▶ PROBLEM TO WORK ON:
Print out the data exactly, keeping every image out of it.

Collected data
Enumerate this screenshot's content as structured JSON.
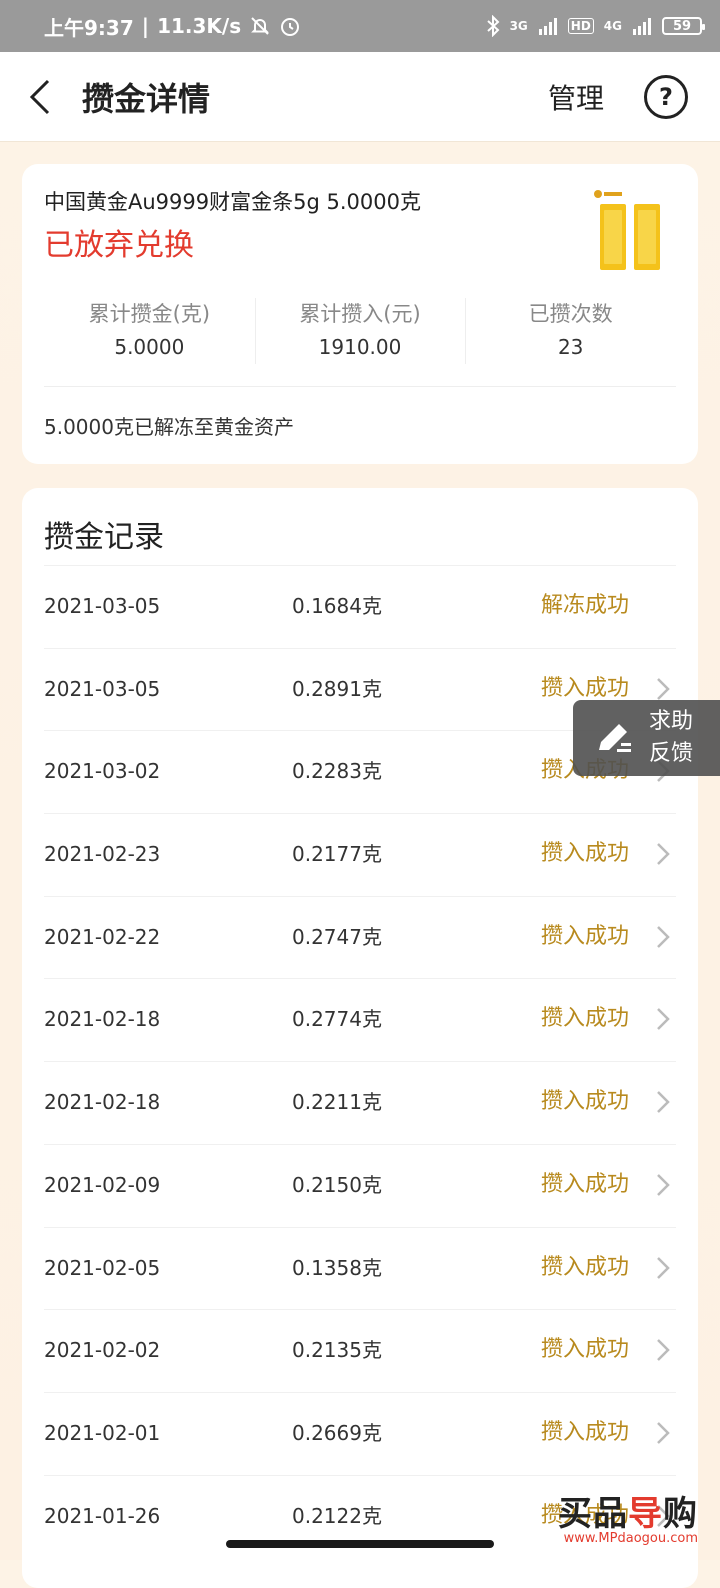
{
  "status_bar": {
    "time": "上午9:37",
    "net_speed": "11.3K/s",
    "network_labels": [
      "3G",
      "HD",
      "4G"
    ],
    "battery": "59"
  },
  "header": {
    "title": "攒金详情",
    "manage_label": "管理",
    "help_label": "?"
  },
  "product": {
    "name": "中国黄金Au9999财富金条5g 5.0000克",
    "status": "已放弃兑换",
    "status_color": "#e33b2e",
    "stats": [
      {
        "label": "累计攒金(克)",
        "value": "5.0000"
      },
      {
        "label": "累计攒入(元)",
        "value": "1910.00"
      },
      {
        "label": "已攒次数",
        "value": "23"
      }
    ],
    "note": "5.0000克已解冻至黄金资产"
  },
  "records": {
    "title": "攒金记录",
    "status_color": "#b88a1e",
    "rows": [
      {
        "date": "2021-03-05",
        "amount": "0.1684克",
        "status": "解冻成功",
        "has_arrow": false
      },
      {
        "date": "2021-03-05",
        "amount": "0.2891克",
        "status": "攒入成功",
        "has_arrow": true
      },
      {
        "date": "2021-03-02",
        "amount": "0.2283克",
        "status": "攒入成功",
        "has_arrow": true
      },
      {
        "date": "2021-02-23",
        "amount": "0.2177克",
        "status": "攒入成功",
        "has_arrow": true
      },
      {
        "date": "2021-02-22",
        "amount": "0.2747克",
        "status": "攒入成功",
        "has_arrow": true
      },
      {
        "date": "2021-02-18",
        "amount": "0.2774克",
        "status": "攒入成功",
        "has_arrow": true
      },
      {
        "date": "2021-02-18",
        "amount": "0.2211克",
        "status": "攒入成功",
        "has_arrow": true
      },
      {
        "date": "2021-02-09",
        "amount": "0.2150克",
        "status": "攒入成功",
        "has_arrow": true
      },
      {
        "date": "2021-02-05",
        "amount": "0.1358克",
        "status": "攒入成功",
        "has_arrow": true
      },
      {
        "date": "2021-02-02",
        "amount": "0.2135克",
        "status": "攒入成功",
        "has_arrow": true
      },
      {
        "date": "2021-02-01",
        "amount": "0.2669克",
        "status": "攒入成功",
        "has_arrow": true
      },
      {
        "date": "2021-01-26",
        "amount": "0.2122克",
        "status": "攒入成功",
        "has_arrow": true
      }
    ]
  },
  "feedback": {
    "label": "求助 反馈"
  },
  "watermark": {
    "text_a": "买品",
    "text_b": "导",
    "text_c": "购",
    "url": "www.MPdaogou.com"
  },
  "colors": {
    "gold": "#b88a1e",
    "red": "#e33b2e",
    "page_bg": "#fdf3e6"
  }
}
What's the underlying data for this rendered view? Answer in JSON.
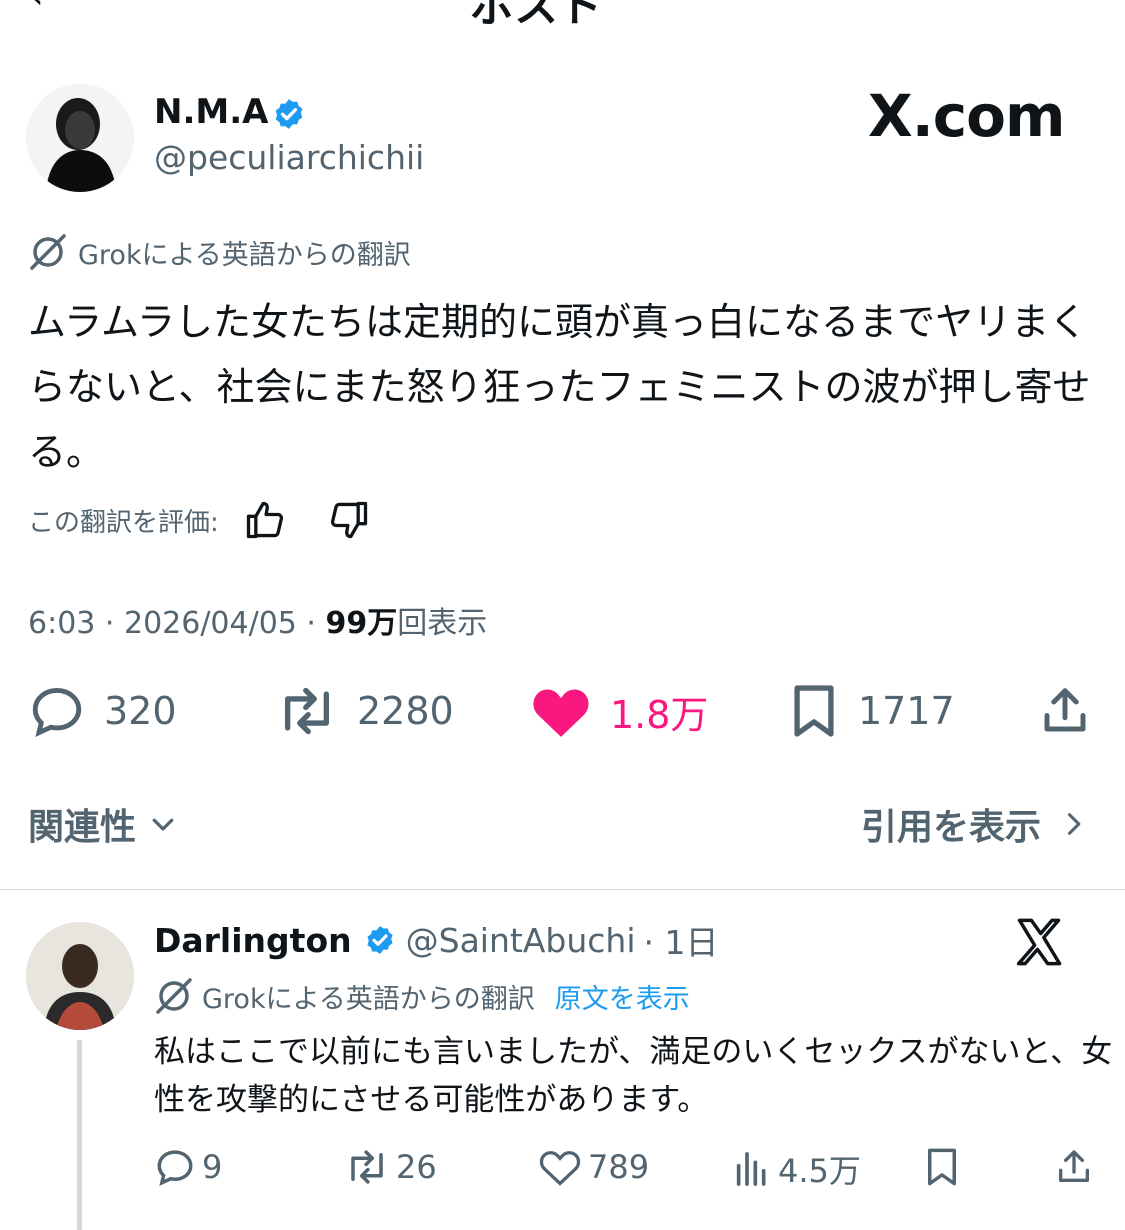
{
  "header": {
    "back_icon": "chevron-left-icon",
    "title": "ポスト"
  },
  "post": {
    "display_name": "N.M.A",
    "handle": "@peculiarchichii",
    "watermark": "X.com",
    "translation_label": "Grokによる英語からの翻訳",
    "text": "ムラムラした女たちは定期的に頭が真っ白になるまでヤリまくらないと、社会にまた怒り狂ったフェミニストの波が押し寄せる。",
    "rate_label": "この翻訳を評価:",
    "time": "6:03 · 2026/04/05 · ",
    "views_count": "99万",
    "views_label": "回表示",
    "replies": "320",
    "reposts": "2280",
    "likes": "1.8万",
    "bookmarks": "1717",
    "like_color": "#f91880",
    "verified_color": "#1d9bf0"
  },
  "filters": {
    "sort_label": "関連性",
    "quotes_label": "引用を表示"
  },
  "reply": {
    "display_name": "Darlington",
    "handle": "@SaintAbuchi",
    "time": "· 1日",
    "translation_label": "Grokによる英語からの翻訳",
    "show_original": "原文を表示",
    "text": "私はここで以前にも言いましたが、満足のいくセックスがないと、女性を攻撃的にさせる可能性があります。",
    "replies": "9",
    "reposts": "26",
    "likes": "789",
    "views": "4.5万"
  }
}
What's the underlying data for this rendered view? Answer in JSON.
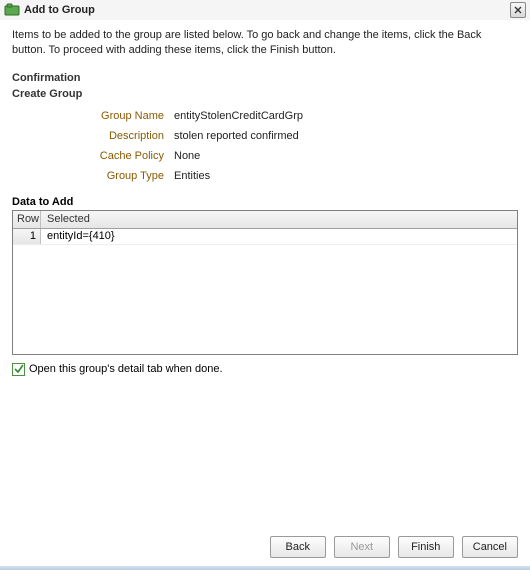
{
  "dialog": {
    "title": "Add to Group",
    "intro": "Items to be added to the group are listed below. To go back and change the items, click the Back button. To proceed with adding these items, click the Finish button."
  },
  "confirmation": {
    "heading": "Confirmation",
    "subheading": "Create Group",
    "fields": {
      "group_name": {
        "label": "Group Name",
        "value": "entityStolenCreditCardGrp"
      },
      "description": {
        "label": "Description",
        "value": "stolen reported confirmed"
      },
      "cache_policy": {
        "label": "Cache Policy",
        "value": "None"
      },
      "group_type": {
        "label": "Group Type",
        "value": "Entities"
      }
    }
  },
  "data_to_add": {
    "heading": "Data to Add",
    "columns": {
      "row": "Row",
      "selected": "Selected"
    },
    "rows": [
      {
        "n": "1",
        "selected": "entityId={410}"
      }
    ]
  },
  "options": {
    "open_detail_tab": {
      "label": "Open this group's detail tab when done.",
      "checked": true
    }
  },
  "buttons": {
    "back": "Back",
    "next": "Next",
    "finish": "Finish",
    "cancel": "Cancel"
  },
  "icons": {
    "app": "group-icon",
    "close": "close-icon"
  }
}
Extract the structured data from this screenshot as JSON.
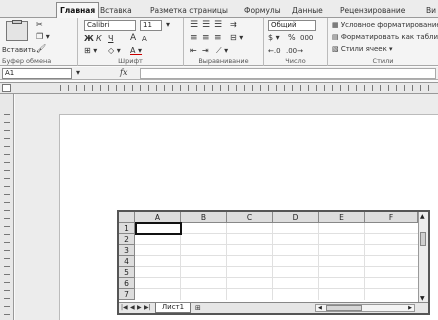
{
  "ribbon_tabs": [
    "Главная",
    "Вставка",
    "Разметка страницы",
    "Формулы",
    "Данные",
    "Рецензирование",
    "Ви"
  ],
  "clipboard": {
    "paste_label": "Вставить",
    "group_label": "Буфер обмена"
  },
  "font": {
    "name": "Calibri",
    "size": "11",
    "group_label": "Шрифт",
    "bold": "Ж",
    "italic": "К",
    "underline": "Ч",
    "grow": "A",
    "shrink": "A"
  },
  "alignment": {
    "group_label": "Выравнивание"
  },
  "number": {
    "format": "Общий",
    "percent": "%",
    "thousands": "000",
    "group_label": "Число"
  },
  "styles": {
    "conditional": "Условное форматирование",
    "as_table": "Форматировать как таблицу",
    "cell_styles": "Стили ячеек",
    "group_label": "Стили"
  },
  "formula_bar": {
    "name_box": "A1",
    "fx": "fx"
  },
  "sheet": {
    "columns": [
      "A",
      "B",
      "C",
      "D",
      "E",
      "F"
    ],
    "rows": [
      "1",
      "2",
      "3",
      "4",
      "5",
      "6",
      "7"
    ],
    "selected_cell": "A1",
    "tab_name": "Лист1"
  }
}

▶ PROBLEM SOLUTION:
Enumerate this screenshot's content as structured JSON.
{
  "status_bar": {
    "time": "上午9:37",
    "net_speed": "11.3K/s",
    "network_labels": [
      "3G",
      "HD",
      "4G"
    ],
    "battery": "59"
  },
  "header": {
    "title": "攒金详情",
    "manage_label": "管理",
    "help_label": "?"
  },
  "product": {
    "name": "中国黄金Au9999财富金条5g 5.0000克",
    "status": "已放弃兑换",
    "status_color": "#e33b2e",
    "stats": [
      {
        "label": "累计攒金(克)",
        "value": "5.0000"
      },
      {
        "label": "累计攒入(元)",
        "value": "1910.00"
      },
      {
        "label": "已攒次数",
        "value": "23"
      }
    ],
    "note": "5.0000克已解冻至黄金资产"
  },
  "records": {
    "title": "攒金记录",
    "status_color": "#b88a1e",
    "rows": [
      {
        "date": "2021-03-05",
        "amount": "0.1684克",
        "status": "解冻成功",
        "has_arrow": false
      },
      {
        "date": "2021-03-05",
        "amount": "0.2891克",
        "status": "攒入成功",
        "has_arrow": true
      },
      {
        "date": "2021-03-02",
        "amount": "0.2283克",
        "status": "攒入成功",
        "has_arrow": true
      },
      {
        "date": "2021-02-23",
        "amount": "0.2177克",
        "status": "攒入成功",
        "has_arrow": true
      },
      {
        "date": "2021-02-22",
        "amount": "0.2747克",
        "status": "攒入成功",
        "has_arrow": true
      },
      {
        "date": "2021-02-18",
        "amount": "0.2774克",
        "status": "攒入成功",
        "has_arrow": true
      },
      {
        "date": "2021-02-18",
        "amount": "0.2211克",
        "status": "攒入成功",
        "has_arrow": true
      },
      {
        "date": "2021-02-09",
        "amount": "0.2150克",
        "status": "攒入成功",
        "has_arrow": true
      },
      {
        "date": "2021-02-05",
        "amount": "0.1358克",
        "status": "攒入成功",
        "has_arrow": true
      },
      {
        "date": "2021-02-02",
        "amount": "0.2135克",
        "status": "攒入成功",
        "has_arrow": true
      },
      {
        "date": "2021-02-01",
        "amount": "0.2669克",
        "status": "攒入成功",
        "has_arrow": true
      },
      {
        "date": "2021-01-26",
        "amount": "0.2122克",
        "status": "攒入成功",
        "has_arrow": true
      }
    ]
  },
  "feedback": {
    "label": "求助 反馈"
  },
  "watermark": {
    "text_a": "买品",
    "text_b": "导",
    "text_c": "购",
    "url": "www.MPdaogou.com"
  },
  "colors": {
    "gold": "#b88a1e",
    "red": "#e33b2e",
    "page_bg": "#fdf3e6"
  }
}
What's the underlying data for this rendered view? Answer in JSON.
{
  "header": {
    "back_icon": "chevron-left-icon",
    "title": "ポスト"
  },
  "post": {
    "display_name": "N.M.A",
    "handle": "@peculiarchichii",
    "watermark": "X.com",
    "translation_label": "Grokによる英語からの翻訳",
    "text": "ムラムラした女たちは定期的に頭が真っ白になるまでヤリまくらないと、社会にまた怒り狂ったフェミニストの波が押し寄せる。",
    "rate_label": "この翻訳を評価:",
    "time": "6:03 · 2026/04/05 · ",
    "views_count": "99万",
    "views_label": "回表示",
    "replies": "320",
    "reposts": "2280",
    "likes": "1.8万",
    "bookmarks": "1717",
    "like_color": "#f91880",
    "verified_color": "#1d9bf0"
  },
  "filters": {
    "sort_label": "関連性",
    "quotes_label": "引用を表示"
  },
  "reply": {
    "display_name": "Darlington",
    "handle": "@SaintAbuchi",
    "time": "· 1日",
    "translation_label": "Grokによる英語からの翻訳",
    "show_original": "原文を表示",
    "text": "私はここで以前にも言いましたが、満足のいくセックスがないと、女性を攻撃的にさせる可能性があります。",
    "replies": "9",
    "reposts": "26",
    "likes": "789",
    "views": "4.5万"
  }
}
What's the underlying data for this rendered view? Answer in JSON.
{
  "dialog": {
    "title": "Add to Group",
    "intro": "Items to be added to the group are listed below. To go back and change the items, click the Back button. To proceed with adding these items, click the Finish button."
  },
  "confirmation": {
    "heading": "Confirmation",
    "subheading": "Create Group",
    "fields": {
      "group_name": {
        "label": "Group Name",
        "value": "entityStolenCreditCardGrp"
      },
      "description": {
        "label": "Description",
        "value": "stolen reported confirmed"
      },
      "cache_policy": {
        "label": "Cache Policy",
        "value": "None"
      },
      "group_type": {
        "label": "Group Type",
        "value": "Entities"
      }
    }
  },
  "data_to_add": {
    "heading": "Data to Add",
    "columns": {
      "row": "Row",
      "selected": "Selected"
    },
    "rows": [
      {
        "n": "1",
        "selected": "entityId={410}"
      }
    ]
  },
  "options": {
    "open_detail_tab": {
      "label": "Open this group's detail tab when done.",
      "checked": true
    }
  },
  "buttons": {
    "back": "Back",
    "next": "Next",
    "finish": "Finish",
    "cancel": "Cancel"
  },
  "icons": {
    "app": "group-icon",
    "close": "close-icon"
  }
}
Extract the structured data from this screenshot as JSON.
{
  "ribbon_tabs": [
    "Главная",
    "Вставка",
    "Разметка страницы",
    "Формулы",
    "Данные",
    "Рецензирование",
    "Ви"
  ],
  "clipboard": {
    "paste_label": "Вставить",
    "group_label": "Буфер обмена"
  },
  "font": {
    "name": "Calibri",
    "size": "11",
    "group_label": "Шрифт",
    "bold": "Ж",
    "italic": "К",
    "underline": "Ч",
    "grow": "A",
    "shrink": "A"
  },
  "alignment": {
    "group_label": "Выравнивание"
  },
  "number": {
    "format": "Общий",
    "percent": "%",
    "thousands": "000",
    "group_label": "Число"
  },
  "styles": {
    "conditional": "Условное форматирование",
    "as_table": "Форматировать как таблицу",
    "cell_styles": "Стили ячеек",
    "group_label": "Стили"
  },
  "formula_bar": {
    "name_box": "A1",
    "fx": "fx"
  },
  "sheet": {
    "columns": [
      "A",
      "B",
      "C",
      "D",
      "E",
      "F"
    ],
    "rows": [
      "1",
      "2",
      "3",
      "4",
      "5",
      "6",
      "7"
    ],
    "selected_cell": "A1",
    "tab_name": "Лист1"
  }
}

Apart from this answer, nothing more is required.